**What you are asked to do**: From the entries that follow, pick out all lines holding "time".

::::

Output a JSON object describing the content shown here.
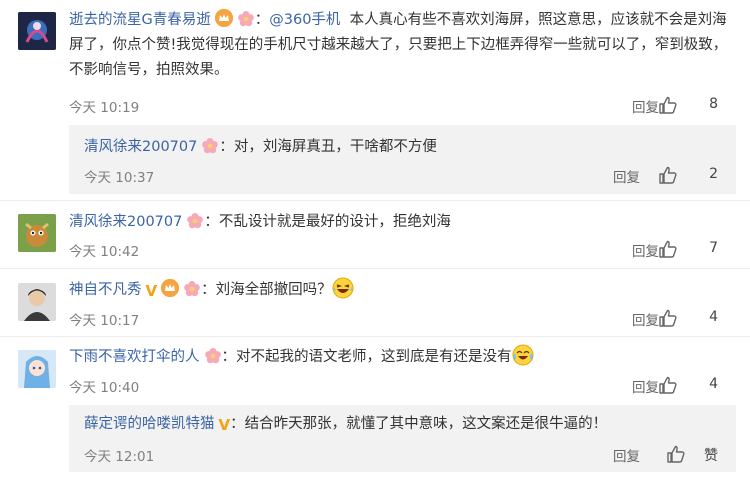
{
  "comments": [
    {
      "name": "逝去的流星G青春易逝",
      "mention": "@360手机",
      "text": "本人真心有些不喜欢刘海屏，照这意思，应该就不会是刘海屏了，你点个赞!我觉得现在的手机尺寸越来越大了，只要把上下边框弄得窄一些就可以了，窄到极致，不影响信号，拍照效果。",
      "time": "今天 10:19",
      "reply": "回复",
      "likes": "8",
      "sub": {
        "name": "清风徐来200707",
        "text": "：对，刘海屏真丑，干啥都不方便",
        "time": "今天 10:37",
        "reply": "回复",
        "likes": "2"
      }
    },
    {
      "name": "清风徐来200707",
      "text": "：不乱设计就是最好的设计，拒绝刘海",
      "time": "今天 10:42",
      "reply": "回复",
      "likes": "7"
    },
    {
      "name": "神自不凡秀",
      "text": "：刘海全部撤回吗？",
      "time": "今天 10:17",
      "reply": "回复",
      "likes": "4"
    },
    {
      "name": "下雨不喜欢打伞的人",
      "text": "：对不起我的语文老师，这到底是有还是没有",
      "time": "今天 10:40",
      "reply": "回复",
      "likes": "4",
      "sub": {
        "name": "薛定谔的哈喽凯特猫",
        "text": "：结合昨天那张，就懂了其中意味，这文案还是很牛逼的！",
        "time": "今天 12:01",
        "reply": "回复",
        "likes": "赞"
      }
    }
  ],
  "colors": {
    "name": "#3b64a5",
    "time": "#808080",
    "subbox": "#f2f2f2"
  }
}
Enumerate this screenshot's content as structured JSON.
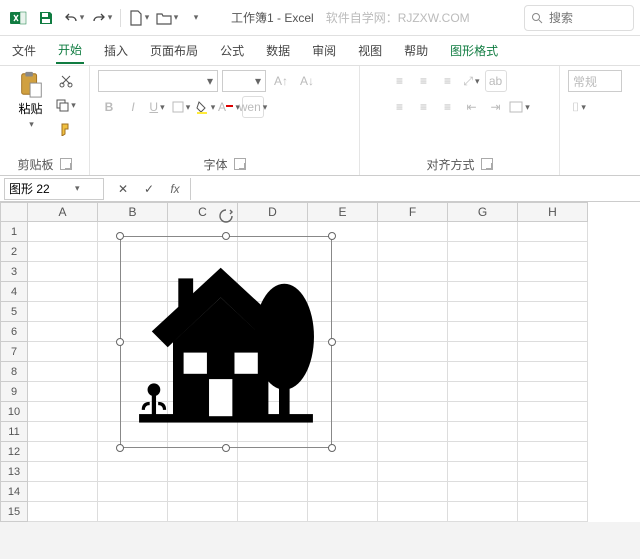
{
  "title_bar": {
    "doc_title": "工作簿1 - Excel",
    "watermark": "软件自学网：RJZXW.COM",
    "search_placeholder": "搜索"
  },
  "tabs": {
    "file": "文件",
    "home": "开始",
    "insert": "插入",
    "page_layout": "页面布局",
    "formulas": "公式",
    "data": "数据",
    "review": "审阅",
    "view": "视图",
    "help": "帮助",
    "shape_format": "图形格式"
  },
  "ribbon": {
    "clipboard": {
      "paste": "粘贴",
      "group": "剪贴板"
    },
    "font": {
      "group": "字体",
      "wen_btn": "wen"
    },
    "align": {
      "group": "对齐方式",
      "wrap": "ab",
      "general": "常规"
    }
  },
  "namebox": {
    "value": "图形 22",
    "formula": ""
  },
  "grid": {
    "cols": [
      "A",
      "B",
      "C",
      "D",
      "E",
      "F",
      "G",
      "H"
    ],
    "rows": [
      "1",
      "2",
      "3",
      "4",
      "5",
      "6",
      "7",
      "8",
      "9",
      "10",
      "11",
      "12",
      "13",
      "14",
      "15"
    ]
  }
}
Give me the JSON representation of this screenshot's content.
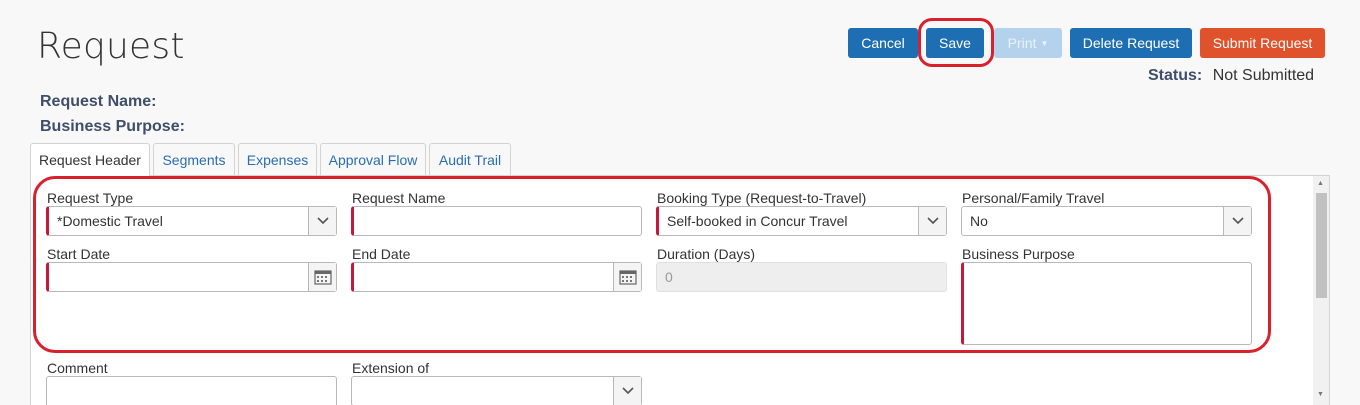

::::

**Result**:
      "time": "今天 10:19",
        "time": "今天 10:37",
      "time": "今天 10:42",
      "time": "今天 10:17",
      "time": "今天 10:40",
        "time": "今天 12:01",
    "time": "#808080",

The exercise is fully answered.